(Beginning of TASK INPUT)
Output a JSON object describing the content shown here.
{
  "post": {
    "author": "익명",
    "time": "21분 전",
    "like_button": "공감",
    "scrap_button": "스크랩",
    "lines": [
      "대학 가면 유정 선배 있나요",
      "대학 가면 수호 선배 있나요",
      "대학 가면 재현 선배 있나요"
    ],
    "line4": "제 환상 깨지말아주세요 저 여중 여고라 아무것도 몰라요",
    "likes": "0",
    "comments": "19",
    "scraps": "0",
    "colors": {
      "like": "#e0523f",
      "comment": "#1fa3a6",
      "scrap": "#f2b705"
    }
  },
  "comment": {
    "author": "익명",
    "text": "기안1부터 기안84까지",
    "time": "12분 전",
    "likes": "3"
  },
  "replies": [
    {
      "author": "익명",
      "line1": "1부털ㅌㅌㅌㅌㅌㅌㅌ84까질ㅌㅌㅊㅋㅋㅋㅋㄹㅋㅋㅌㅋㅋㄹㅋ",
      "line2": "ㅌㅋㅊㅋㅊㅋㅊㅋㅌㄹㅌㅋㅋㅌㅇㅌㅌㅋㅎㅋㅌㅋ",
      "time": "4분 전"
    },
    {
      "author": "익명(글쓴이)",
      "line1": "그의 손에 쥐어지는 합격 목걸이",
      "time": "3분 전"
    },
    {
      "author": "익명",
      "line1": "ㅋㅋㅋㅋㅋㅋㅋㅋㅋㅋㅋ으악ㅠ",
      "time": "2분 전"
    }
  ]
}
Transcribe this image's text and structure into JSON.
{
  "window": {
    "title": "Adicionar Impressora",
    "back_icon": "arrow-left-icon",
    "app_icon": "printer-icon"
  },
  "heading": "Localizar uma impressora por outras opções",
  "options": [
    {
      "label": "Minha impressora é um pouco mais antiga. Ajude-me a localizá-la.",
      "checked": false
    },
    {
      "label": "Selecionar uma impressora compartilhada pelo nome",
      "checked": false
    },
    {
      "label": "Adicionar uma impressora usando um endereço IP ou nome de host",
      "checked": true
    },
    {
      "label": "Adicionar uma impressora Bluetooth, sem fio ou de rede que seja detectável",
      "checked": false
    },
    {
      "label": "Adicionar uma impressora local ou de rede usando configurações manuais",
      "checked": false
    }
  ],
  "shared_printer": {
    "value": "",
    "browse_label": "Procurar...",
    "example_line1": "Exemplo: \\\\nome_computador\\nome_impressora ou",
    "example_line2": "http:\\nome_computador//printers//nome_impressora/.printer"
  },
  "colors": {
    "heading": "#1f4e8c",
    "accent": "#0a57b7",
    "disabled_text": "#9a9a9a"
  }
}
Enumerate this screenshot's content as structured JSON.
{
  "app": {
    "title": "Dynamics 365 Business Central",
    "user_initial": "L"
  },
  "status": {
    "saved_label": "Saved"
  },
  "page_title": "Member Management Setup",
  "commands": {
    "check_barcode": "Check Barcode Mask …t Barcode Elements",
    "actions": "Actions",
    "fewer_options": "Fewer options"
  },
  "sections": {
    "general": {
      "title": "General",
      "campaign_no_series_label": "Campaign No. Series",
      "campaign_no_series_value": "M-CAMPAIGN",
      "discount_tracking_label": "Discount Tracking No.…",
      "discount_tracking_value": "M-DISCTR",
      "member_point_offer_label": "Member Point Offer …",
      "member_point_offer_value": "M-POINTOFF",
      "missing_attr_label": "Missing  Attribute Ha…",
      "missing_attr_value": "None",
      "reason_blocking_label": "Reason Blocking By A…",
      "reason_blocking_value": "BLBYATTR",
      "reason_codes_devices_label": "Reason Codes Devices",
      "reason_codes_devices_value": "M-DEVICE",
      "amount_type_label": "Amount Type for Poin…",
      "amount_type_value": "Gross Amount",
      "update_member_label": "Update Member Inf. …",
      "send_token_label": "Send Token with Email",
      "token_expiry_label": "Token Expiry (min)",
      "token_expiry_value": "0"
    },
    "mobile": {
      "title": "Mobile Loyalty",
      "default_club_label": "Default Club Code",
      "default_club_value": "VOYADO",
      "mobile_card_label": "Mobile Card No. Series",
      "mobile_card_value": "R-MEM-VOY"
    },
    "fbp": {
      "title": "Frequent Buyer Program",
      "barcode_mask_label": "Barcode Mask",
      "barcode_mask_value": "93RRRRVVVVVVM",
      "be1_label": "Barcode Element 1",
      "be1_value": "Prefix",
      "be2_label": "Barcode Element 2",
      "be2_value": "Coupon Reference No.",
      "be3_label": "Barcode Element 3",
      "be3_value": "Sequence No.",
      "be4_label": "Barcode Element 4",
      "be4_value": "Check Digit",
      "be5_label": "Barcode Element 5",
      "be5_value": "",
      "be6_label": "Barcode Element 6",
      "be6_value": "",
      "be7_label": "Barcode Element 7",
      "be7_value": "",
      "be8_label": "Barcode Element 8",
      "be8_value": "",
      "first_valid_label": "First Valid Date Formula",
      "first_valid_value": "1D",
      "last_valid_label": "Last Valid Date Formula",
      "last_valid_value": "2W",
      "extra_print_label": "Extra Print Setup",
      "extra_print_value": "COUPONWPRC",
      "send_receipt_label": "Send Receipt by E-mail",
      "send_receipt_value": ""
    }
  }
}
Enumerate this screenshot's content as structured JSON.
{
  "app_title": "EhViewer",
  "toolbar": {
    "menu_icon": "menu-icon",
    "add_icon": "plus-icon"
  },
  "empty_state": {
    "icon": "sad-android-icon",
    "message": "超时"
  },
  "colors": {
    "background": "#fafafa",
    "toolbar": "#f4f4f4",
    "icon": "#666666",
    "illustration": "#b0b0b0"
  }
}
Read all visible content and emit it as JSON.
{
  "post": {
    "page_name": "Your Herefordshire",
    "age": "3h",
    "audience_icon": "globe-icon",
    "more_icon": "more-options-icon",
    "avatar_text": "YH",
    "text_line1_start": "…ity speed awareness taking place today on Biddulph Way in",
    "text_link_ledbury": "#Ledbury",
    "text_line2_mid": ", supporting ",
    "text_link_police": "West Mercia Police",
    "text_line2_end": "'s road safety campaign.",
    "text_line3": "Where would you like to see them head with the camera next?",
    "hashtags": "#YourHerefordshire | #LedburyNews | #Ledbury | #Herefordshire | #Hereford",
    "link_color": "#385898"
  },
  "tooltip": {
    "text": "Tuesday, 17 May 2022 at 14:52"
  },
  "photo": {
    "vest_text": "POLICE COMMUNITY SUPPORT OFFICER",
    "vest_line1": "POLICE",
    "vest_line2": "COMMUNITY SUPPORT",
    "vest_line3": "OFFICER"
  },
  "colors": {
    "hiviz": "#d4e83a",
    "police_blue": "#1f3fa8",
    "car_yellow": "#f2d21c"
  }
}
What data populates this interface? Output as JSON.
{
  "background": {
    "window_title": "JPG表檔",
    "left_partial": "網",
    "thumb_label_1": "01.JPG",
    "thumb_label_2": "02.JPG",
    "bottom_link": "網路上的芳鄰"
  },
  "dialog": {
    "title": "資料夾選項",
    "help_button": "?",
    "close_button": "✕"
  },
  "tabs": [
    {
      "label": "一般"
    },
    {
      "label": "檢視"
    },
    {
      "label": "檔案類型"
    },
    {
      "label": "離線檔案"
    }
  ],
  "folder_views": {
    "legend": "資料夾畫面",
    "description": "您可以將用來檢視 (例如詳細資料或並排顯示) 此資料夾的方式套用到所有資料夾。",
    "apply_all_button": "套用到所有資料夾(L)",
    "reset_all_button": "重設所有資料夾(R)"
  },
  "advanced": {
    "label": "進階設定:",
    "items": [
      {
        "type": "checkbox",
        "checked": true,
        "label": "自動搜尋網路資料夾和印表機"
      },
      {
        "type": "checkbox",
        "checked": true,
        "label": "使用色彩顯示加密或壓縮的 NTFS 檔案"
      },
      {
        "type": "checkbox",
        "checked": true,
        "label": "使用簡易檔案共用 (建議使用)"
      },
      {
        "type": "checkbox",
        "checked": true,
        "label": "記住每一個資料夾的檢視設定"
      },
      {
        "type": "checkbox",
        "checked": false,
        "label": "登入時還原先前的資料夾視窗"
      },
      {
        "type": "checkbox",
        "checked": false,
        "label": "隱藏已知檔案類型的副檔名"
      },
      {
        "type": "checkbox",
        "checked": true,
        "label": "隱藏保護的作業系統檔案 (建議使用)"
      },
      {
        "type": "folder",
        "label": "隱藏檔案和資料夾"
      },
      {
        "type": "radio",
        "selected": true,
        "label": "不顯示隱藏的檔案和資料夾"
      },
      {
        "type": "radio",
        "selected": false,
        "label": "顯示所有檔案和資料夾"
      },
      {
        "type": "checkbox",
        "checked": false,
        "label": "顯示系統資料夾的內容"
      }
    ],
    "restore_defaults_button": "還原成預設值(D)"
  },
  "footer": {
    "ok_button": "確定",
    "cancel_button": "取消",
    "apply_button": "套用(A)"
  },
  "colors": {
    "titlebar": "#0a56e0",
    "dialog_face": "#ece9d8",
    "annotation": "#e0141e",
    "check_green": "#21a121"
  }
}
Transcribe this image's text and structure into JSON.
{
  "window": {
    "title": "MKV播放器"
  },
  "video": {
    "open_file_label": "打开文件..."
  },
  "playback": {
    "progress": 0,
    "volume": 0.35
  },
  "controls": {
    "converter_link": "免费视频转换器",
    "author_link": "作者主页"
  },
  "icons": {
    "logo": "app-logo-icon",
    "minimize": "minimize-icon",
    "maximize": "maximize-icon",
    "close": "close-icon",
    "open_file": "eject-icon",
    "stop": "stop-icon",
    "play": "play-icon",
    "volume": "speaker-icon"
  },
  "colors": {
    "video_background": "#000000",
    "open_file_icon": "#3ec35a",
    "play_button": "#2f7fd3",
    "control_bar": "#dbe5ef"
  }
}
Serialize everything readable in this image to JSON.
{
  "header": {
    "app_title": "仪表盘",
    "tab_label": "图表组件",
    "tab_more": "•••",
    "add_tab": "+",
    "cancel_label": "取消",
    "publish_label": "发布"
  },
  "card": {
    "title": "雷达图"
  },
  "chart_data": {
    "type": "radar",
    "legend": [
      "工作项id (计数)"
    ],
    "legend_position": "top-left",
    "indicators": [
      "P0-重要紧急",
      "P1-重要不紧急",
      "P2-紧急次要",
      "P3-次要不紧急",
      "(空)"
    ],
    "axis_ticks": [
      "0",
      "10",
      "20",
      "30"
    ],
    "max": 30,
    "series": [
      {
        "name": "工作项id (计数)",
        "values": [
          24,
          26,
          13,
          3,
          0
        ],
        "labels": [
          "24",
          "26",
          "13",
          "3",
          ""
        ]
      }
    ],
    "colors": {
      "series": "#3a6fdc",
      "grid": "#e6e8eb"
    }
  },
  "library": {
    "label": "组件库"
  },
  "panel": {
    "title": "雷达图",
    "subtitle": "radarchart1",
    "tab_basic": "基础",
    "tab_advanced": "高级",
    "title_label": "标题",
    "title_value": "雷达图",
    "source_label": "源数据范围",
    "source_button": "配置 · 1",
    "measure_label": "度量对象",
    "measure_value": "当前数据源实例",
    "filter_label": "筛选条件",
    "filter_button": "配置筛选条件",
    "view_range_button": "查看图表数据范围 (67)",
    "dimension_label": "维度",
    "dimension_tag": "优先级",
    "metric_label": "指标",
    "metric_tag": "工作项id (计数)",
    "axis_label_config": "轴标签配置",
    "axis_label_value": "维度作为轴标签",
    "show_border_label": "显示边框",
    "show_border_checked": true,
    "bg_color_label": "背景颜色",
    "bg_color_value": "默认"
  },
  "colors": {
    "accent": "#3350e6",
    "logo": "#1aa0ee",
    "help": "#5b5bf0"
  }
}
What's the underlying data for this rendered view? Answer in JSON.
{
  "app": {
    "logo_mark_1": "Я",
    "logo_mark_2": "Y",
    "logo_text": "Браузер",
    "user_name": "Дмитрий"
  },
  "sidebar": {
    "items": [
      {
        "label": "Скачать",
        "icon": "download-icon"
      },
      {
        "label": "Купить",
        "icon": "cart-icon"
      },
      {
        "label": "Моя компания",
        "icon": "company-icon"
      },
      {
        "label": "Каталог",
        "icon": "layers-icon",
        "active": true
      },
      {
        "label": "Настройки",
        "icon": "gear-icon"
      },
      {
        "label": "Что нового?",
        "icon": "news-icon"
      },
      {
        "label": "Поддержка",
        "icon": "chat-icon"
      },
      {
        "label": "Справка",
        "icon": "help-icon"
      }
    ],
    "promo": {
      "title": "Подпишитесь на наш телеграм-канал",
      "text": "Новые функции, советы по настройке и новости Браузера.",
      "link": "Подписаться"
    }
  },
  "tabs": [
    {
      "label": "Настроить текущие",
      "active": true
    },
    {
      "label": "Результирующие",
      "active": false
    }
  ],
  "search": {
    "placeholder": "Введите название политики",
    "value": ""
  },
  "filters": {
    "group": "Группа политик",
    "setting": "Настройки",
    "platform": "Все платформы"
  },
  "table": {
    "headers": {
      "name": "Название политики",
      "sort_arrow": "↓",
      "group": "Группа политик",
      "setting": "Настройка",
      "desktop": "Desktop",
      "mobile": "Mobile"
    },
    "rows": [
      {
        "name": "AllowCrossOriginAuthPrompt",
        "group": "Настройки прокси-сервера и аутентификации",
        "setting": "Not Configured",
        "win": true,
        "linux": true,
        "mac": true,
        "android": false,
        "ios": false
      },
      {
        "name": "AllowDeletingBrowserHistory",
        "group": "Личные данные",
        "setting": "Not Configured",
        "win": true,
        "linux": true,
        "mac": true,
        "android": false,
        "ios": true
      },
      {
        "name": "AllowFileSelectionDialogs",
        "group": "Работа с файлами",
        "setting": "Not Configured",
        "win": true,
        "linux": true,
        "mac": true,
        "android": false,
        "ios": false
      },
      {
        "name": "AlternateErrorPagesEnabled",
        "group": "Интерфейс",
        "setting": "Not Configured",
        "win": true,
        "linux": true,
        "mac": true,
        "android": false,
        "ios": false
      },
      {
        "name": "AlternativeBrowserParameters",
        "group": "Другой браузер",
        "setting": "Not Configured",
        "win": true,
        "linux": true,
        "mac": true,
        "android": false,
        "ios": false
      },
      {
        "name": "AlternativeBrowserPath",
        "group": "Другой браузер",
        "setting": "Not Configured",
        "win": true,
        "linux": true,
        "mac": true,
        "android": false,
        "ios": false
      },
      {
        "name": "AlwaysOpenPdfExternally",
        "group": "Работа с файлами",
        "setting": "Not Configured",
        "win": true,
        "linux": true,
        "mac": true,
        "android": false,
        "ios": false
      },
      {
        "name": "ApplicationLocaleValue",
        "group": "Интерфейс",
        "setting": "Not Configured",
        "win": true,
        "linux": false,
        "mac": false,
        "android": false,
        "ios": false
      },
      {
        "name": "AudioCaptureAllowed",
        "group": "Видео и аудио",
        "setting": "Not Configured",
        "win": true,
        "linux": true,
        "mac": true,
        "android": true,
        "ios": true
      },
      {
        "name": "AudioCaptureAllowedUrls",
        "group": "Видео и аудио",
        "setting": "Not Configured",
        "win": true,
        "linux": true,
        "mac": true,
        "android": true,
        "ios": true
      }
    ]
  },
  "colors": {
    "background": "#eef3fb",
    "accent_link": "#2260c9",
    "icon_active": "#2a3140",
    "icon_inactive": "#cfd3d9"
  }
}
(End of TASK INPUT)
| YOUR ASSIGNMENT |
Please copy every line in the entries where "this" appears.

| ANSWER TO THE PROBLEM |
Transcribe this image's text and structure into JSON.
Enumerate this screenshot's content as structured JSON.
Enumerate this screenshot's content as structured JSON.
What data populates this interface? Output as JSON.
Transcribe this image's text and structure into JSON.
Serialize everything readable in this image to JSON.
What's the underlying data for this rendered view? Answer in JSON.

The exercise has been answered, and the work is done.